I met Jane three or four years ago and it was truly a delight to see all her hard work come to fruition in this lovely collection. In it you'll find poems about work (her background is in corporate health and safety), about her kids (as engaging a pair of six-year-olds as you're likely to find), about being gay, about family and friends and one extremely powerful long poem titled Vigiles in which stanzas examining the role firefighters have played throughout history alternate with quotations from firefighters who survived the World Trade Towers' collapse that is worth the price of admission all by itself.

Otter Books was busy selling books that all but flew off the table!

Jane signed books until her hand all but fell off.
Jane writes intelligent poems punctuated by humour and a keen eye for detail. Steeling Effects takes its title from a term used to describe how coping successfully with stress or adversity breeds resilience, something many of the poems deal with one way or another.
Afterwards there was a wee celebration with cake.

The collection ends with this poem written for a friend's birthday.

for Betty Daniel, 90 

Long twilight,
almost unnoticed,
until the glacier and the endless day you took for granted,
are gone—
your hand a silhouette.

There is relief in darkness:
sag and wrinkles invisible,
expectations of the day evaporate,
like low-hung clouds
giving way to a half-moon belly dancing on water,
not to be compared to the light of afternoon.

There are moments of sparkle in the darkness—
the firefly, the flame,
that also bring warmth,
mingled with memories
of your full life.
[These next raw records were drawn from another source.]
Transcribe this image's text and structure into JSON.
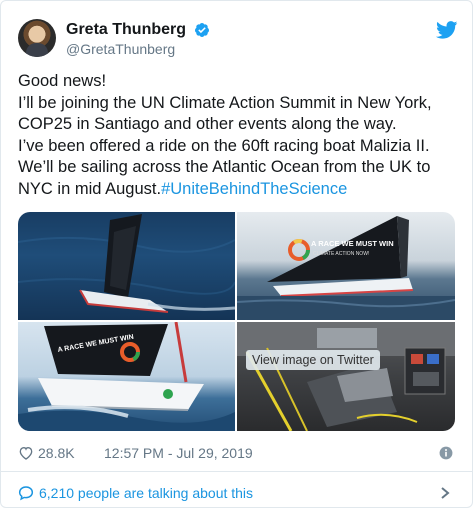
{
  "author": {
    "display_name": "Greta Thunberg",
    "handle": "@GretaThunberg"
  },
  "tweet": {
    "text": "Good news!\nI’ll be joining the UN Climate Action Summit in New York,\nCOP25 in Santiago and other events along the way.\nI’ve been offered a ride on the 60ft racing boat Malizia II.\nWe’ll be sailing across the Atlantic Ocean from the UK to\nNYC in mid August.",
    "hashtag": "#UniteBehindTheScience"
  },
  "media": {
    "overlay_label": "View image on Twitter",
    "sail_text": "A RACE WE MUST WIN",
    "sail_subtext": "CLIMATE ACTION NOW!"
  },
  "meta": {
    "likes": "28.8K",
    "timestamp": "12:57 PM - Jul 29, 2019"
  },
  "conversation": {
    "label": "6,210 people are talking about this"
  },
  "colors": {
    "accent": "#1b95e0",
    "muted": "#657786",
    "twitter_blue": "#1da1f2"
  },
  "icons": [
    "verified-badge-icon",
    "twitter-bird-icon",
    "heart-icon",
    "info-icon",
    "speech-bubble-icon",
    "chevron-right-icon"
  ]
}
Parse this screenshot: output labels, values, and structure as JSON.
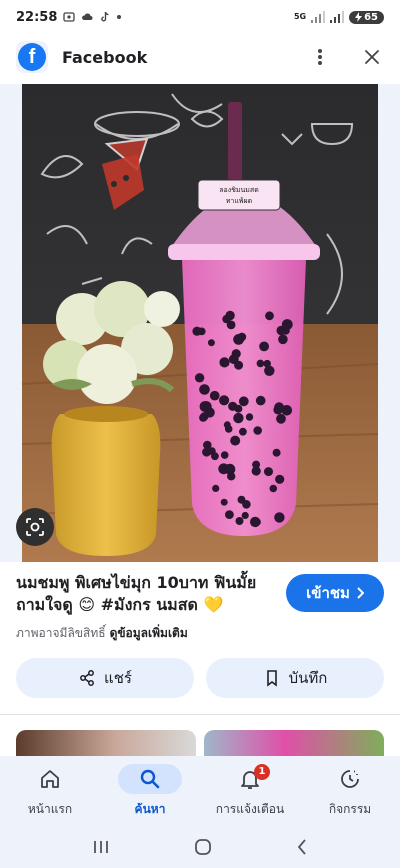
{
  "status_bar": {
    "time": "22:58",
    "network": "5G",
    "battery": "65"
  },
  "header": {
    "app_logo": "f",
    "title": "Facebook",
    "menu_icon": "more-vert-icon",
    "close_icon": "close-icon"
  },
  "result": {
    "title": "นมชมพู พิเศษไข่มุก 10บาท ฟินมั้ย ถามใจดู 😊 #มังกร นมสด 💛",
    "source_name": "ภาพอาจมีลิขสิทธิ์",
    "more_info": "ดูข้อมูลเพิ่มเติม",
    "visit_label": "เข้าชม",
    "cup_label_line1": "ลองชิมนมสด",
    "cup_label_line2": "ทาแพ้ผด"
  },
  "actions": {
    "share_label": "แชร์",
    "save_label": "บันทึก"
  },
  "bottom_nav": {
    "items": [
      {
        "label": "หน้าแรก",
        "icon": "home-icon"
      },
      {
        "label": "ค้นหา",
        "icon": "search-icon",
        "active": true
      },
      {
        "label": "การแจ้งเตือน",
        "icon": "bell-icon",
        "badge": "1"
      },
      {
        "label": "กิจกรรม",
        "icon": "activity-icon"
      }
    ]
  },
  "colors": {
    "accent": "#1a73e8",
    "facebook_blue": "#1877f2",
    "nav_bg": "#eef3fb",
    "active_pill": "#d3e3fd",
    "badge": "#d93025"
  }
}
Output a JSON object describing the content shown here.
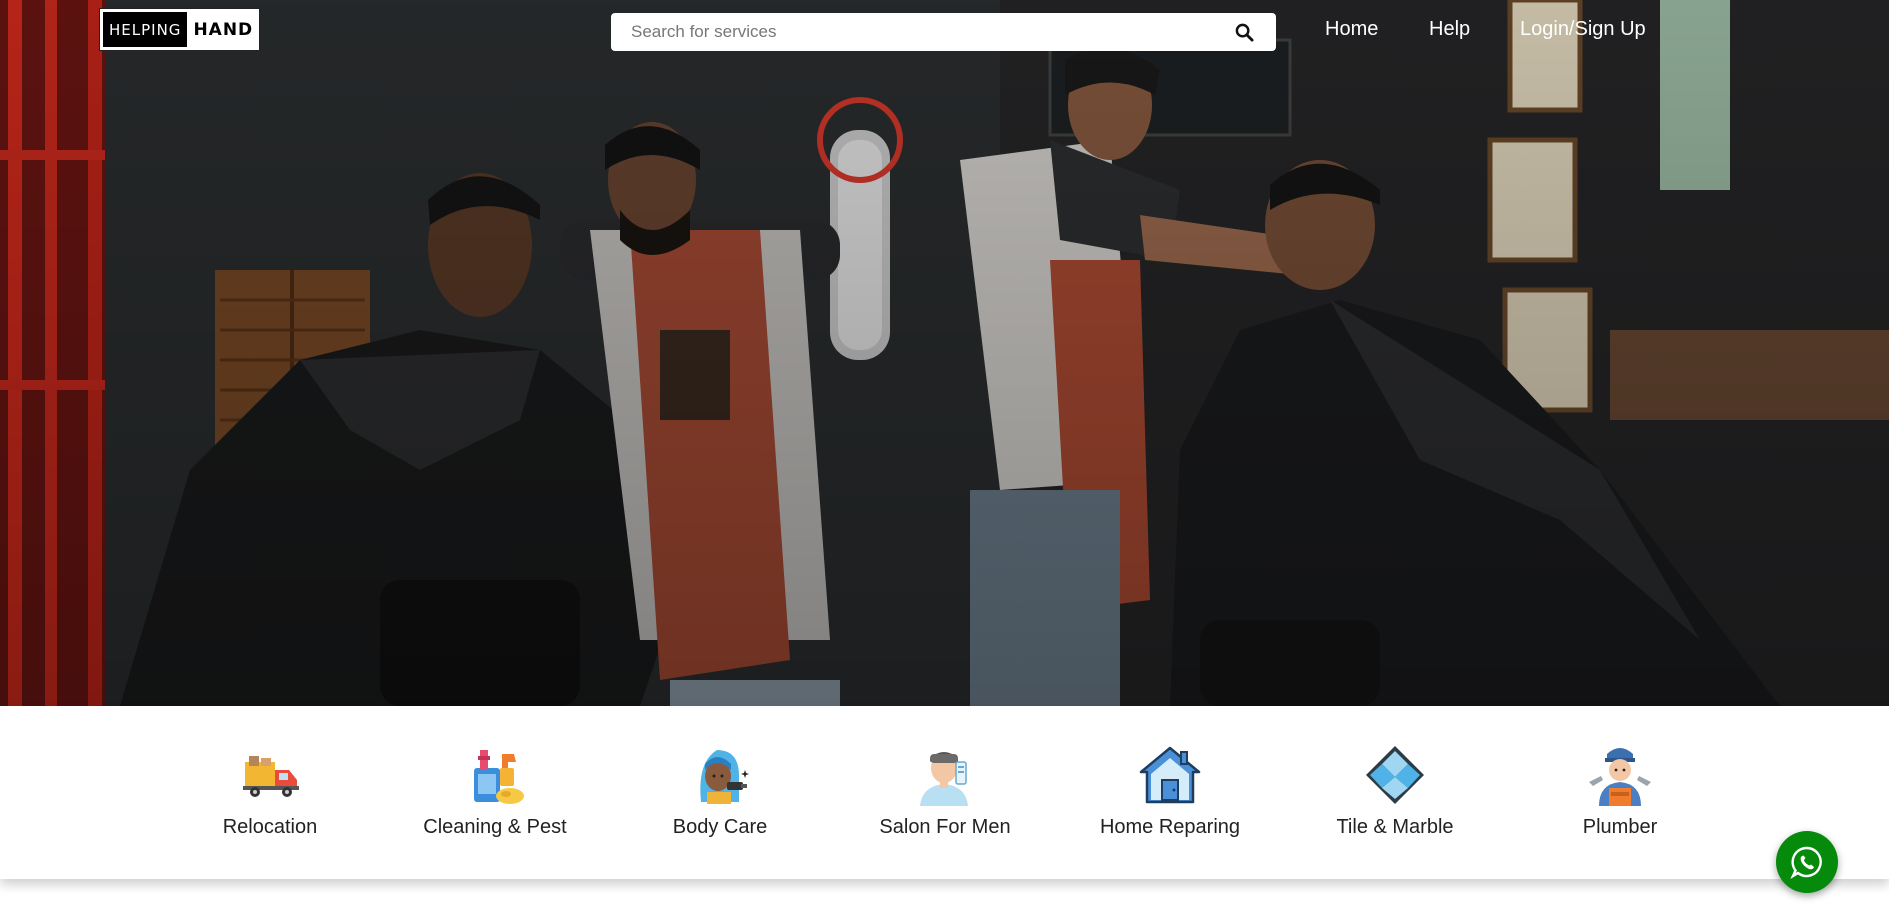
{
  "brand": {
    "left": "HELPING",
    "right": "HAND"
  },
  "search": {
    "placeholder": "Search for services"
  },
  "nav": [
    {
      "label": "Home"
    },
    {
      "label": "Help"
    },
    {
      "label": "Login/Sign Up"
    }
  ],
  "hero": {
    "image": "barbershop photo with two barbers cutting customers' hair"
  },
  "categories": [
    {
      "label": "Relocation",
      "icon": "moving-truck-icon"
    },
    {
      "label": "Cleaning & Pest",
      "icon": "cleaning-supplies-icon"
    },
    {
      "label": "Body Care",
      "icon": "body-care-icon"
    },
    {
      "label": "Salon For Men",
      "icon": "men-salon-icon"
    },
    {
      "label": "Home Reparing",
      "icon": "house-icon"
    },
    {
      "label": "Tile & Marble",
      "icon": "tile-icon"
    },
    {
      "label": "Plumber",
      "icon": "plumber-icon"
    }
  ],
  "colors": {
    "whatsapp": "#058a0b",
    "brand_black": "#000000"
  }
}
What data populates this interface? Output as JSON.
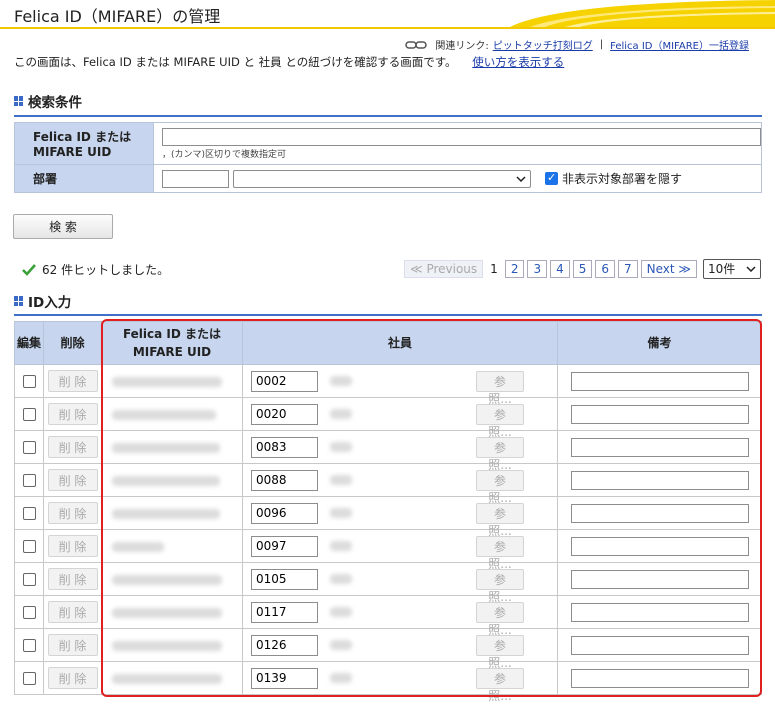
{
  "header": {
    "title": "Felica ID（MIFARE）の管理"
  },
  "related": {
    "label": "関連リンク:",
    "link1": "ピットタッチ打刻ログ",
    "separator": "|",
    "link2": "Felica ID（MIFARE）一括登録"
  },
  "description": {
    "text": "この画面は、Felica ID または MIFARE UID と 社員 との紐づけを確認する画面です。",
    "help_link": "使い方を表示する"
  },
  "search": {
    "section_title": "検索条件",
    "id_label_line1": "Felica ID または",
    "id_label_line2": "MIFARE UID",
    "id_value": "",
    "id_hint": "，(カンマ)区切りで複数指定可",
    "dept_label": "部署",
    "dept_code_value": "",
    "dept_select_value": "",
    "hide_label": "非表示対象部署を隠す",
    "hide_checked": true,
    "button_label": "検 索"
  },
  "result": {
    "check_icon": "check-icon",
    "hit_text": "62 件ヒットしました。"
  },
  "pager": {
    "previous": "≪ Previous",
    "pages": [
      "1",
      "2",
      "3",
      "4",
      "5",
      "6",
      "7"
    ],
    "current": "1",
    "next": "Next ≫",
    "per_page": "10件"
  },
  "id_section": {
    "title": "ID入力",
    "col_edit": "編集",
    "col_delete": "削除",
    "col_id_line1": "Felica ID または",
    "col_id_line2": "MIFARE UID",
    "col_employee": "社員",
    "col_note": "備考"
  },
  "rows": [
    {
      "delete_label": "削 除",
      "employee_code": "0002",
      "ref_label": "参照...",
      "note": ""
    },
    {
      "delete_label": "削 除",
      "employee_code": "0020",
      "ref_label": "参照...",
      "note": ""
    },
    {
      "delete_label": "削 除",
      "employee_code": "0083",
      "ref_label": "参照...",
      "note": ""
    },
    {
      "delete_label": "削 除",
      "employee_code": "0088",
      "ref_label": "参照...",
      "note": ""
    },
    {
      "delete_label": "削 除",
      "employee_code": "0096",
      "ref_label": "参照...",
      "note": ""
    },
    {
      "delete_label": "削 除",
      "employee_code": "0097",
      "ref_label": "参照...",
      "note": ""
    },
    {
      "delete_label": "削 除",
      "employee_code": "0105",
      "ref_label": "参照...",
      "note": ""
    },
    {
      "delete_label": "削 除",
      "employee_code": "0117",
      "ref_label": "参照...",
      "note": ""
    },
    {
      "delete_label": "削 除",
      "employee_code": "0126",
      "ref_label": "参照...",
      "note": ""
    },
    {
      "delete_label": "削 除",
      "employee_code": "0139",
      "ref_label": "参照...",
      "note": ""
    }
  ],
  "colors": {
    "accent_blue": "#3f6fc8",
    "header_yellow": "#f2c800",
    "highlight_red": "#e02020",
    "header_cell": "#c7d6ee"
  }
}
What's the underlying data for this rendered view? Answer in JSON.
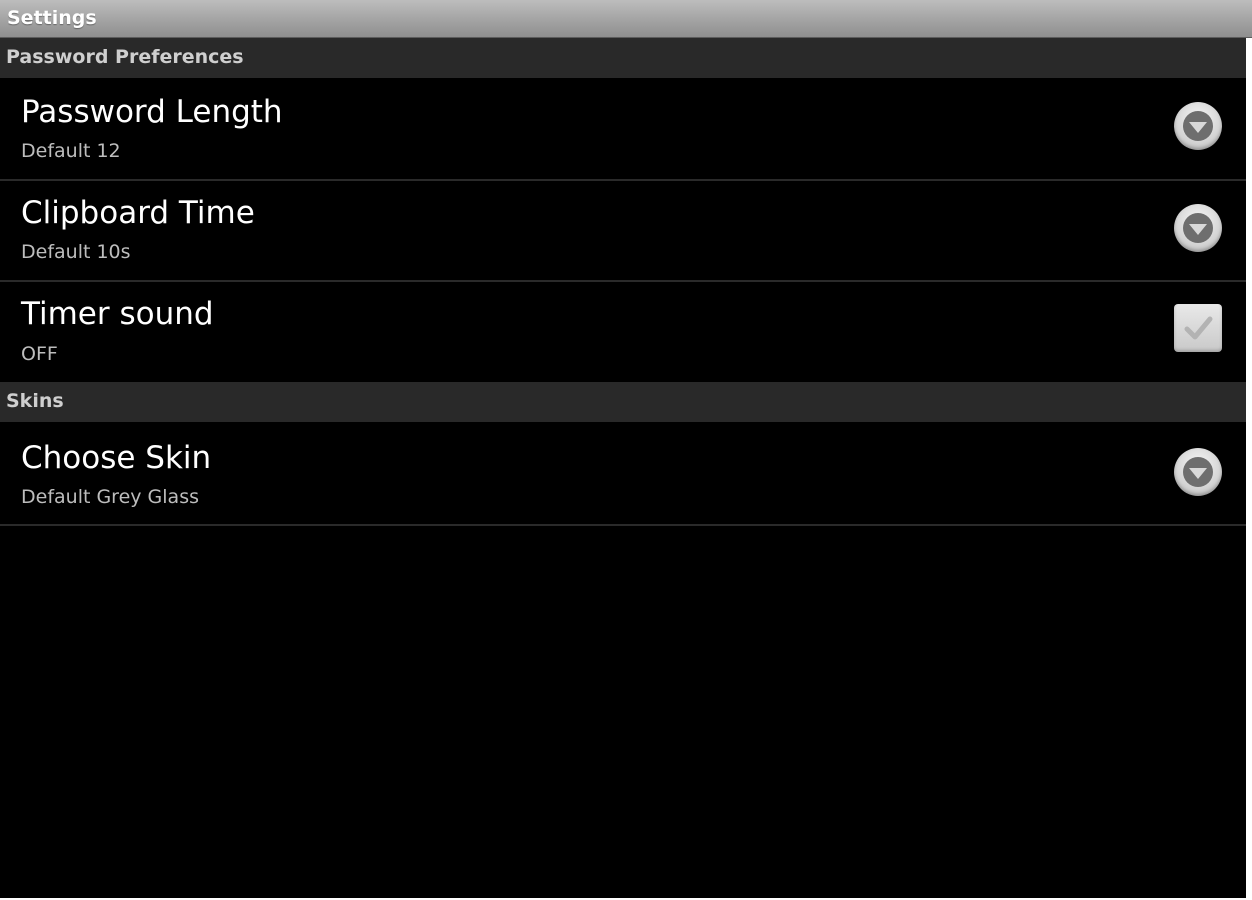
{
  "window": {
    "title": "Settings"
  },
  "categories": [
    {
      "label": "Password Preferences"
    },
    {
      "label": "Skins"
    }
  ],
  "preferences": [
    {
      "title": "Password Length",
      "summary": "Default 12",
      "control": "dropdown-icon"
    },
    {
      "title": "Clipboard Time",
      "summary": "Default 10s",
      "control": "dropdown-icon"
    },
    {
      "title": "Timer sound",
      "summary": "OFF",
      "control": "checkbox",
      "checked": false
    },
    {
      "title": "Choose Skin",
      "summary": "Default Grey Glass",
      "control": "dropdown-icon"
    }
  ],
  "colors": {
    "background": "#000000",
    "category_bg": "#292929",
    "title_text": "#ffffff",
    "summary_text": "#bdbdbd"
  }
}
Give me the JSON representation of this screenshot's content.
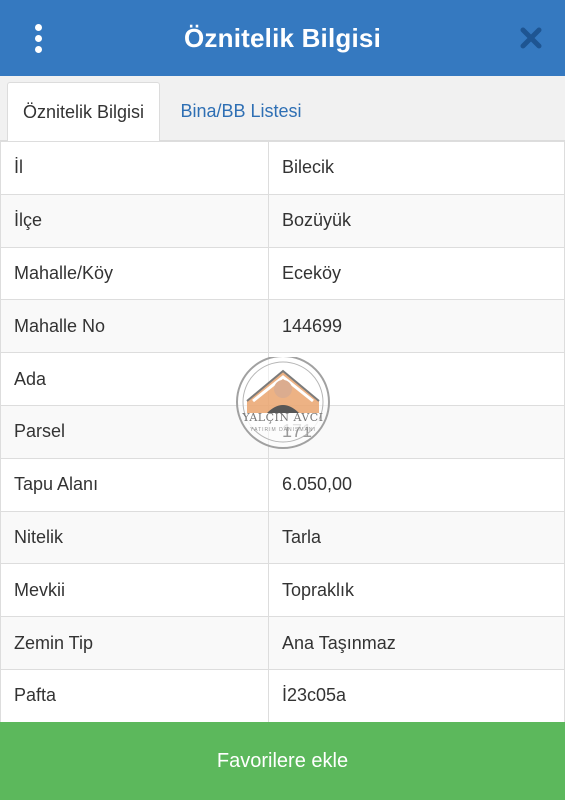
{
  "header": {
    "title": "Öznitelik Bilgisi",
    "menu_icon": "kebab-menu-icon",
    "close_icon": "close-icon",
    "background": "#3579c0"
  },
  "tabs": [
    {
      "label": "Öznitelik Bilgisi",
      "active": true
    },
    {
      "label": "Bina/BB Listesi",
      "active": false
    }
  ],
  "attributes": [
    {
      "key": "İl",
      "value": "Bilecik"
    },
    {
      "key": "İlçe",
      "value": "Bozüyük"
    },
    {
      "key": "Mahalle/Köy",
      "value": "Eceköy"
    },
    {
      "key": "Mahalle No",
      "value": "144699"
    },
    {
      "key": "Ada",
      "value": ""
    },
    {
      "key": "Parsel",
      "value": "171"
    },
    {
      "key": "Tapu Alanı",
      "value": "6.050,00"
    },
    {
      "key": "Nitelik",
      "value": "Tarla"
    },
    {
      "key": "Mevkii",
      "value": "Topraklık"
    },
    {
      "key": "Zemin Tip",
      "value": "Ana Taşınmaz"
    },
    {
      "key": "Pafta",
      "value": "İ23c05a"
    }
  ],
  "watermark": {
    "name": "YALÇIN AVCI",
    "tagline": "YATIRIM DANIŞMANI"
  },
  "footer": {
    "button_label": "Favorilere ekle",
    "color": "#5cb85c"
  }
}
At this hour, you risk delight.


Look for Steeling Effects at your independent bookstore, or order it through Caitlin Press or, well, somewhere, but give it a read. It's great!


Thursday, April 17, 2014



Today’s (optional NaPoWriMo) prompt is to write a poem in which you very specifically describe something in terms of at least three of the five senses. 

I have to say, I'm really having fun with these now. I compose right on my blog, tweak only ever so slightly, fire it off into cyberspace with barely a wave. Poetry month is just great for making me not take my poet self too seriously.

Piano-Cat Rain Dream

Under the delicious warmth of a duvet, 
sleek as the aubergine its cover mimics,
I waken in the still dark morning to rain. 

Not a flash flood spilling from the dark sky
as though poured from a celestial bucket, no, 
this is the distinct plink of a bored child hitting a piano key

over and over and over, the slow knock of a tired flicker
on too-hard wood, the drum of an impatient finger
on a counter when the clerk is taking too long on the phone.

This rain slides down the drain pipe, spits cat-angry
at the bottom, hence the steady    plink     plink     plink
that rouses me from dreams of 

what? They're gone now, washed away by this infernal din
that spills to ground in a silvery swoosh, a terrible trickle
smelling of trees, wind, and the asphalt roof.